■ PROBLEM REQUIREMENTS
Which lines in the data below contain the string "mode"? Show each one.

■ THE INPUT
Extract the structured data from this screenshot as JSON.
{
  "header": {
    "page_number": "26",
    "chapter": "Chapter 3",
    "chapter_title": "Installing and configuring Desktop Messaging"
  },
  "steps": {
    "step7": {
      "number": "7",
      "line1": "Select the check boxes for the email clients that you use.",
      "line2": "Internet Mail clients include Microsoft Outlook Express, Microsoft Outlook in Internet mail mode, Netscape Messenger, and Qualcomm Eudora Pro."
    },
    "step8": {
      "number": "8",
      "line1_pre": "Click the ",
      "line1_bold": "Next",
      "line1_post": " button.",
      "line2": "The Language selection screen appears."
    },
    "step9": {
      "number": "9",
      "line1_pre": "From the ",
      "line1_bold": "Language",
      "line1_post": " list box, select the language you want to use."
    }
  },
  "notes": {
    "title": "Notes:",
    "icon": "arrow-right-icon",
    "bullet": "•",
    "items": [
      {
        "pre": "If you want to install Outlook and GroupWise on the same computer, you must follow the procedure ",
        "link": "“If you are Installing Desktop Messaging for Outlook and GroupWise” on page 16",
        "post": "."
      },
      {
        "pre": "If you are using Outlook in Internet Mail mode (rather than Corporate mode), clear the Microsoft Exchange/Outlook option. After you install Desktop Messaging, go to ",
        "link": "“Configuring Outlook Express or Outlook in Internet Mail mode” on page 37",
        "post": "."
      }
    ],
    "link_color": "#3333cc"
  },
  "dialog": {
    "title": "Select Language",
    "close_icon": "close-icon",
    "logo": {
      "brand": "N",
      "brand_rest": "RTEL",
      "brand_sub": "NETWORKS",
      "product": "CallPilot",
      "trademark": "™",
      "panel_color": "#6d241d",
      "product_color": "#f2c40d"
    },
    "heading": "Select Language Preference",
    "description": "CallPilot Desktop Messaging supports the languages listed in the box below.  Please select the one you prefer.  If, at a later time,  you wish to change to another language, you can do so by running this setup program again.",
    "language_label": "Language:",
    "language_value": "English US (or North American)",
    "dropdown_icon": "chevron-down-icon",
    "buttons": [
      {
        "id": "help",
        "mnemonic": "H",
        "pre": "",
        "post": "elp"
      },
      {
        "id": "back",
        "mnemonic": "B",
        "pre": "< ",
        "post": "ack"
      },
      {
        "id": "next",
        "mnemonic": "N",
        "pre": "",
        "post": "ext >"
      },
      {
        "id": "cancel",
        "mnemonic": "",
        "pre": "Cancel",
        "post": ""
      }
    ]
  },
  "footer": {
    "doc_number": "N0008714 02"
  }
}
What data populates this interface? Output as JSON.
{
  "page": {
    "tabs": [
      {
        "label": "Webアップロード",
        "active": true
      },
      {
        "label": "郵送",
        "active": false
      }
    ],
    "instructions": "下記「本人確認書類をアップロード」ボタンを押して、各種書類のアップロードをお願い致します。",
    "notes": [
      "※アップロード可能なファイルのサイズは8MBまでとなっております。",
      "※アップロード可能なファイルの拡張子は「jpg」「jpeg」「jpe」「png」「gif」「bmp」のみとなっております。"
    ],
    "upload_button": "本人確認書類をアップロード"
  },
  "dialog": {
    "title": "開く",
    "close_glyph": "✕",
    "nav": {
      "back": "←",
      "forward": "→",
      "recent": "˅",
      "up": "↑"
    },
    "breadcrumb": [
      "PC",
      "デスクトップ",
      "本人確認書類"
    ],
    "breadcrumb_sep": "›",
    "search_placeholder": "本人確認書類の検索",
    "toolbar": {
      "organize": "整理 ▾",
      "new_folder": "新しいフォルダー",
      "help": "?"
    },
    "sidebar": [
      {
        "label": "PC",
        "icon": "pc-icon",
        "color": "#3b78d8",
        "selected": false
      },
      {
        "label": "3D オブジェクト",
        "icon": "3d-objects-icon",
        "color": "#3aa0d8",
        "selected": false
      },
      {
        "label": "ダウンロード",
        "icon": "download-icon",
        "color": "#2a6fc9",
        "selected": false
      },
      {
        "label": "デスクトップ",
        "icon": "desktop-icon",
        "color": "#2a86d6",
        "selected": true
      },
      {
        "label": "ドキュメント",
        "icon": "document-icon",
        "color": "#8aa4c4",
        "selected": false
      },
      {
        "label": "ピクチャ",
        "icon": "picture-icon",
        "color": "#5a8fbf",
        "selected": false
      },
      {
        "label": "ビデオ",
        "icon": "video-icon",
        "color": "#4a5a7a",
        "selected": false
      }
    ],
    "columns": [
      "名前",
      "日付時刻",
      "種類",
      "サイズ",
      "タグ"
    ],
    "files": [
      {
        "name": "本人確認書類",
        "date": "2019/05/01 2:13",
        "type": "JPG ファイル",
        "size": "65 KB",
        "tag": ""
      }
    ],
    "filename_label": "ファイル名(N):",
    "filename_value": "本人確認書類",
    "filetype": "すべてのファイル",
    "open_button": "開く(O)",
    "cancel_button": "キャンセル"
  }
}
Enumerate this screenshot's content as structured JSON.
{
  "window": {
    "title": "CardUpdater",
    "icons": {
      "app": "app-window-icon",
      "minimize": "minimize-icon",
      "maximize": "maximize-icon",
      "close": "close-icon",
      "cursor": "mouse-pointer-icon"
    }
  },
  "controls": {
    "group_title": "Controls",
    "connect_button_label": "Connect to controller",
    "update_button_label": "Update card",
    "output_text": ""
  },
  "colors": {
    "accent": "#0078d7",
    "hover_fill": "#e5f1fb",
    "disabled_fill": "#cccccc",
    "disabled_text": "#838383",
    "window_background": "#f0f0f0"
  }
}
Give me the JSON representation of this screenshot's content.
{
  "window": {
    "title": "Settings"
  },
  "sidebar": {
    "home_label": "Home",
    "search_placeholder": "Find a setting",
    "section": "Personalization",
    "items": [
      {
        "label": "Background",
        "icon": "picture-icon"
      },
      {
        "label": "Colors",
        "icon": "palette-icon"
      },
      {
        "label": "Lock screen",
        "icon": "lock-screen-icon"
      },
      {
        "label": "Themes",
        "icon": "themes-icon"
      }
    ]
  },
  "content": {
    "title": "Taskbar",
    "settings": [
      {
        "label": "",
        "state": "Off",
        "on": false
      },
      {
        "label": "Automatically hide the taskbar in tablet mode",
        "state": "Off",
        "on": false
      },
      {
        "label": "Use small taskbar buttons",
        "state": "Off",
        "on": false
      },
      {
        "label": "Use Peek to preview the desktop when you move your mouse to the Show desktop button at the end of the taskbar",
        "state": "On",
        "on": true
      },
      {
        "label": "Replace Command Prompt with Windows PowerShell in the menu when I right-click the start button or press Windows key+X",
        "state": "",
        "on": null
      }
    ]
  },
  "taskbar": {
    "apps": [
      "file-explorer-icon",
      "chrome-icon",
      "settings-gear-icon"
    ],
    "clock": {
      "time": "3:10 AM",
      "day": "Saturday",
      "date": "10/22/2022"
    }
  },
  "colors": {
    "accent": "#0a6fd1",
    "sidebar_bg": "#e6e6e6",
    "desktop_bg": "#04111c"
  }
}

■ OUTPUT
      "line2": "Internet Mail clients include Microsoft Outlook Express, Microsoft Outlook in Internet mail mode, Netscape Messenger, and Qualcomm Eudora Pro."
        "pre": "If you are using Outlook in Internet Mail mode (rather than Corporate mode), clear the Microsoft Exchange/Outlook option. After you install Desktop Messaging, go to ",
        "link": "“Configuring Outlook Express or Outlook in Internet Mail mode” on page 37",
        "label": "Automatically hide the taskbar in tablet mode",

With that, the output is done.